After Marcie and I dropped off Casey, she decided she wanted oranges (which Casey had for breakfast and was carrying to school in a ziplock bag) and started to cry. I told her she didn't ask for oranges, and she could have oranges tomorrow if she wants. She started screaming, "I WANT ORANGES!" So I told her that she could stay there on the playground and cry because I didn' t have any oranges, or she could come with me. I walked all the way up the stairs to leave, and then she started to follow me, all the while crying "I want oranges!"
When we got to the parking lot, I took her hand and cross in front of several idling cars. As we neared ours, she broke away and started to scream again about the oranges. So I picked her up to carry her to the car. She began hitting me on the head repeatedly, and in the process she dropped the last bite of her PB&J sandwich. While I held her down in the car seat and buckled her in, she yelled, "I WANT MY SANDWICH!" I told her she was so busy hitting me that she dropped the last bite, and it was dirty, so she couldn't have it.
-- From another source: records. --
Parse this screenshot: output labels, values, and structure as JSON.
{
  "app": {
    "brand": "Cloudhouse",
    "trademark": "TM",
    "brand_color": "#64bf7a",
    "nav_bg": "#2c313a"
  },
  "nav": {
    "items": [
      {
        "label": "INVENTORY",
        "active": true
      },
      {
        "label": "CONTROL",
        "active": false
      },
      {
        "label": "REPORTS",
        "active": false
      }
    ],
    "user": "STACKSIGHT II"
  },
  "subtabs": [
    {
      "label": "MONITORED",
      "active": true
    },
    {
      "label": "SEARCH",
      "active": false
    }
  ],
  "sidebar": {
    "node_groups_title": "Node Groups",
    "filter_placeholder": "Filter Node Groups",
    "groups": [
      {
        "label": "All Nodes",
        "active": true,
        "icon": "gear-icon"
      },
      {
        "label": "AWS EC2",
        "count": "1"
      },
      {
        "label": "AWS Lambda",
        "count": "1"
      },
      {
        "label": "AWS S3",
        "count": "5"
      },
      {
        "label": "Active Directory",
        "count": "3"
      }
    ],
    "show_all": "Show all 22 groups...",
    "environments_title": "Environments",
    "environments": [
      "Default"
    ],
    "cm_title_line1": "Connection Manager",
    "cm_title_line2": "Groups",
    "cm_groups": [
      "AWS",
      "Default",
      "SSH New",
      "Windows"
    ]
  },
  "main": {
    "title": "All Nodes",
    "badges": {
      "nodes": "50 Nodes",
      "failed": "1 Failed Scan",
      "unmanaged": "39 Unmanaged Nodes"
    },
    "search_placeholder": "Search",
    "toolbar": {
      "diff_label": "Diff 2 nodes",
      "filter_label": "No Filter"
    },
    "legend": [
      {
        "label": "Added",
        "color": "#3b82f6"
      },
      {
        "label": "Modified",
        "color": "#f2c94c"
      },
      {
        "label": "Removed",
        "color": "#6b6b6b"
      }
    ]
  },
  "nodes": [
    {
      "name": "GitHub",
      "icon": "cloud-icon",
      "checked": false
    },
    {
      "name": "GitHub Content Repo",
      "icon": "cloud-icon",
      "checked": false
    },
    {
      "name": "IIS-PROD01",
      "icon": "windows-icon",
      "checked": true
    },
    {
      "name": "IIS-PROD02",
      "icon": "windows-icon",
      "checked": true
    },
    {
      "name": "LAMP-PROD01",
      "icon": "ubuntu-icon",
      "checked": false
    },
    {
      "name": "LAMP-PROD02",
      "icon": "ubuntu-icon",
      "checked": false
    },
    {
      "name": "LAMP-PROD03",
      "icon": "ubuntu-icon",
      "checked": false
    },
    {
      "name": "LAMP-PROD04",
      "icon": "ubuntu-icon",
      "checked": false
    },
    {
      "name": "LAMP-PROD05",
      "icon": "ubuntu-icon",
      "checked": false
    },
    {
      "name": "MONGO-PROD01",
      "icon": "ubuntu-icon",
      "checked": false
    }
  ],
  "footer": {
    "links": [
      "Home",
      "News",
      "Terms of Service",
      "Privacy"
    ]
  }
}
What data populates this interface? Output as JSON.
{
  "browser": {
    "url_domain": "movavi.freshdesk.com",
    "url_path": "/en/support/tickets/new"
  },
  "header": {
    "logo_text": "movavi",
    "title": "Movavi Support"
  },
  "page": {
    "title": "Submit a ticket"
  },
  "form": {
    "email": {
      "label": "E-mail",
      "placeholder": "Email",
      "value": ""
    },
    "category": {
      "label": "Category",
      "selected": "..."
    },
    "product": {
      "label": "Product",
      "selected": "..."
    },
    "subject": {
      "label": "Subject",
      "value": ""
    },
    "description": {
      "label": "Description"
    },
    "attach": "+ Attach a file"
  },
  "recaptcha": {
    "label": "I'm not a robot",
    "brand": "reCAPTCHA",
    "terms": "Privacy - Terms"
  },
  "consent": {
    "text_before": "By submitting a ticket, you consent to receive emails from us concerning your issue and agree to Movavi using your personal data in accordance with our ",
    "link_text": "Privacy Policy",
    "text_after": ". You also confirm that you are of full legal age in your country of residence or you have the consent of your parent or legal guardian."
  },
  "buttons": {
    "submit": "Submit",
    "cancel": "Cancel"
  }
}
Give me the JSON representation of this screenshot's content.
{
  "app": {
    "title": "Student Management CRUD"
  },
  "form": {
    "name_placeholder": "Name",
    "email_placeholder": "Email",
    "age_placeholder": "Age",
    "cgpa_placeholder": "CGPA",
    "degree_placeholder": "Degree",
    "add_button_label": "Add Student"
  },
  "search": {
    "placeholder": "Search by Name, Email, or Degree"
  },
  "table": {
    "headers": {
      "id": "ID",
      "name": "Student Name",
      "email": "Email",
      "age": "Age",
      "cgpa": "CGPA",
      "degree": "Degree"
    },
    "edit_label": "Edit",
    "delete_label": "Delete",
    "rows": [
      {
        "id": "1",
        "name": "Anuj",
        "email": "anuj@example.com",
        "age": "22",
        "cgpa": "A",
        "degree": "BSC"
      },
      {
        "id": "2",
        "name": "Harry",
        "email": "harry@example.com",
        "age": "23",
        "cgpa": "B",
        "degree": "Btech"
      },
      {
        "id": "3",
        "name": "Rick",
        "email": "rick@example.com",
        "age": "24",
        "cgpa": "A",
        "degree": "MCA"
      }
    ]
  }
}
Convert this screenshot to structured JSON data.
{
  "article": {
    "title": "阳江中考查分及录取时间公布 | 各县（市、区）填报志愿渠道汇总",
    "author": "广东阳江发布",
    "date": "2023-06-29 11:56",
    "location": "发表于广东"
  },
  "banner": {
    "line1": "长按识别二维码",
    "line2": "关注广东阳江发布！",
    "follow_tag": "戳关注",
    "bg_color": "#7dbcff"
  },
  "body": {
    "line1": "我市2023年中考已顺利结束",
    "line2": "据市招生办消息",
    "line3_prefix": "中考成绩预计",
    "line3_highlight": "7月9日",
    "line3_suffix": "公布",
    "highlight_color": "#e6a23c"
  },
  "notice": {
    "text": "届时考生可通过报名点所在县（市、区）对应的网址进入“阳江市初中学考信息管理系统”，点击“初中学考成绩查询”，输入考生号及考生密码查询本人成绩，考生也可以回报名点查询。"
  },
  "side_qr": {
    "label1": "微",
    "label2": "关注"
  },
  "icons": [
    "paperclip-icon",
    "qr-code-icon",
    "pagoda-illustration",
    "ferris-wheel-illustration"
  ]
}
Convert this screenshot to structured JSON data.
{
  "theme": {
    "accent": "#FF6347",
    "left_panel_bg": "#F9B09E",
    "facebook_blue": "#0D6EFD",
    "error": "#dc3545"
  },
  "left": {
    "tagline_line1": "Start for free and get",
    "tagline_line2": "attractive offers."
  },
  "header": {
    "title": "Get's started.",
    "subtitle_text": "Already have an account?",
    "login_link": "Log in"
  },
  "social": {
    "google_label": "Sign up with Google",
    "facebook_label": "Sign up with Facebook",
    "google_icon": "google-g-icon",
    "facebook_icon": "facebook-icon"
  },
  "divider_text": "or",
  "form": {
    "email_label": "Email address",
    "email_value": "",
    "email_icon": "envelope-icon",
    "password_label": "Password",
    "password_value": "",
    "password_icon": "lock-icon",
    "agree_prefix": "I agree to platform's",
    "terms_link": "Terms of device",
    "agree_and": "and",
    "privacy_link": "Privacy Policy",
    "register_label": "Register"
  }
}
She cried the entire drive to preschool, mostly wailing, "I want my sandwich!" At one point she told me she was hungry, and I said she should have thought of that before she began hitting me and dropped her sandwich. In between the wails, she repeated spat, screeched and kicked my chair. Eventually she stopped yelling about the sandwich and started yelling, "I WANT DADDY!" I just ignored her all the way to preschool.
When we got to preschool, she refused to get out of the car. I removed her and held her hand as we walked in. Her face was covered in peanut butter and jelly, so after I signed her in, we went to the bathroom, where I washed her face. She'd completely calmed down, but then the minute we went outside toward her classroom, she began crying again: "I want my sandwich!" She refused to walk with me to the classroom. I went ahead without her, and as I entered the room, everyone looked up because we could all hear her yelling outside. I put her lunch away, then told the teacher we were having a rough morning. When Marcie got in the room, she was still screaming and crying. Now she was saying, "I DON'T WANT TO GO TO SCHOOL!" I asked why, and she couldn't tell me. I picked her up and told her I was sorry she was having a hard time, that I loved her, and that she had to stay. The teacher told her she could be a special helper and pick out special stickers, and Marcie just screamed back: "I DON'T WANT TO!"
Before I left, I cradled her in my arms and told her again I knew she was mad and upset but she had to stay- and that I still loved her. I put her down, and walked out to her screams, noting the kids in the room covering their ears as we left.
It was the longest 15 minutes I've had in a very long time.
Forget about the terrible twos. Whoever made up that expression never met our kids at age three.